KOLKATA, 25 AUG: In a city that boasts of cultural diversity and tolerance towards varied ethnicity, facial features are enough to make people feel alienated, and in worse cases subject them to social ostracism.
Not only the students from the North-east have to face this sort of discrimination in the city, but also the residents of Hills in West Bengal are typified and are harassed in several ways when they come to the city to study or to avail medical facilities.
A group of three students of department of Arts in Jadavpur University had to face what Indians have been facing in Australia a couple of months ago. Mr Tashi Tshering Bhutia, Mr Kunzang Lama and Mr Vivek Chhetri, all residents of Darjeeling, on their way to an eatery were verbally abused and told to walk from the other side of the road by a group of drunken hooligans near Gariahat at 10.30 p.m. a few days ago.
Mr Bhutia, who had been staying in the city for the past seven years, said: “Kolkata is our capital as well. But, that was the day I felt how hated we are because of our facial features,” he added.
Another student narrated what he had to face in Metro when due to rush he stumbled while boarding a crowded train. “The man on whom I fell started abusing me. I said sorry but he refused to calm down. All the passengers took his side. They called me an animal and told me to touch the man’s feet and apologise,” he added.
Several students from Darjeeling hills and other North-eastern states, said if room rent for Bengalis is Rs 1,500 in Tollygunge, Jadavpur, Prince Anwar Shah Road, Santoshpur, Garfa, and Palm Avenue, it is Rs 5,000 for them. Even vegetable sellers and taxi drivers charge them exorbitant rates.
A student from Manipur, Mr Angel Shishak, referring to Bidhannagar Municipality chairman Mrs Krishna Chakraborty’s comment, said: “We are harassed at government offices and even nationalised banks. We want an apology from the chairman who said that we are the ones who create nuisance on roads.”

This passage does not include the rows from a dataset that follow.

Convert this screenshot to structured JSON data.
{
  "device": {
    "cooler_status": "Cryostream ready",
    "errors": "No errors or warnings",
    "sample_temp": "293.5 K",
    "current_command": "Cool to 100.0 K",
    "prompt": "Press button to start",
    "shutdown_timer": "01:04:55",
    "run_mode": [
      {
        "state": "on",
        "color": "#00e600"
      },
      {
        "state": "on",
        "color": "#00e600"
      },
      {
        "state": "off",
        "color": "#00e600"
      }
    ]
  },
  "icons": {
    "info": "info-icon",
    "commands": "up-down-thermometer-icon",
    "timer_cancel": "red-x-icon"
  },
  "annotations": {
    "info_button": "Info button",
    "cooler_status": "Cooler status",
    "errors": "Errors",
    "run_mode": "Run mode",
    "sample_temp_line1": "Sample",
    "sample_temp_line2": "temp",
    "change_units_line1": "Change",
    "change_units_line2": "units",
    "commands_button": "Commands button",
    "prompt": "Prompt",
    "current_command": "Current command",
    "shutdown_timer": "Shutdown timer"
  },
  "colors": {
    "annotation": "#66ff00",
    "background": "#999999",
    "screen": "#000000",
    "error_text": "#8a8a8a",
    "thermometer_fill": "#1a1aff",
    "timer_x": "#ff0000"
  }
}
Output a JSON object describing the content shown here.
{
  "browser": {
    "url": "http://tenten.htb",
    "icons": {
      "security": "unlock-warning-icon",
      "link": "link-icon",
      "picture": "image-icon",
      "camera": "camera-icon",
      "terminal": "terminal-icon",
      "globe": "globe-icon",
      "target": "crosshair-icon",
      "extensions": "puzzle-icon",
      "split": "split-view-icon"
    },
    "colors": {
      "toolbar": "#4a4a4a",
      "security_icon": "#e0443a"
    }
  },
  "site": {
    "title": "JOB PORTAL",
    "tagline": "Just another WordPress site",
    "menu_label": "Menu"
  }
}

When students go to look for an accommodation, the house owners ask them for their passport.
“We have no problem providing documents, but why people from other states in India are not asked to furnish passports?” asked Mr Sambo Lapung, a student from Arunachal Pradesh. An owner of a paying guest accommodation in Jadavpur said that he generally doesn’t allow people from North-east to stay as they are “dirty, they take drugs and are difficult to understand” while an owner of another flat in Ganguli Bagan said: “We prefer students from North-east as they are peaceful and they abide by rules.”
Mr Kunzang Lama summed up the feeling saying: “They want Kunchenjunga but not its people. They want Darjeeling tea, but not those who pick them at Rs 62 per day wage.”
Regional profiling of behaviour
THE head of a municipality, as the elected representative of tax-payers, has his/her duties explicitly defined. And regional profiling of social behaviour is not one of them. The chairperson of Bidhannagar Municipality, Krishna Chakraborty’s suo motu and generalised remark against students from the North-east has caused a flutter. Not, as one might have imagined, among Salt Lake’s residents from the North-east; but at the level of the political class and civil society. Ms Chakraborty’s cavil over drinking in public, smoking by women, and “public display of affection and promiscuity” is not the issue. Where the chairperson has erred is in the regional profiling of what she deems to be a social aberration, if that is the term. Unwittingly or otherwise, she has cast an aspersion on students from the North-east who come to Kolkata to pursue their studies. As the chairperson of an upmarket satellite town, she needs to be a mite more liberal and a great deal more sensitive. Youth from other parts of the country ~ including Bengal ~ are no less guilty of social offences in Salt Lake or elsewhere, particularly eve-teasing, fake abductions, unruly behaviour and bending of the elbow in public. Her statement was thus uncalled for, provoking Ila Nandi, the leader of the Opposition in the municipality, to remind her that “we cannot call people from a certain region rowdy”. The chairperson ought not to have generalised her swipe against students from the North-east. And her supplementary ~ not a clarification ~ is an attempt at backtracking, one that is unlikely to mollify sentiment ~ “The brothers and sisters can certainly drink in their room.” And there is no bar on public smoking by “sisters”, unless the area is a prohibited zone.
The chairperson has generated an unwarranted controversy. Handpicked by the Chief Minister ~ after a bout of intra-Trinamul wrangling ~ she needs to focus on civic services, not least the wheeling and dealing in real estate and illegal transfer of land that the government had leased out for 99 years for residential purposes. Salt Lake’s Bangali bhadralok image ~ to quote the chairperson ~ was denuded long ago. Over the past three decades, it has deviated from the original site-plan, to summon real estate terminology. The area has passed the stage of delusory sophistication.
(Edits, The Statesman, 25 August 2011)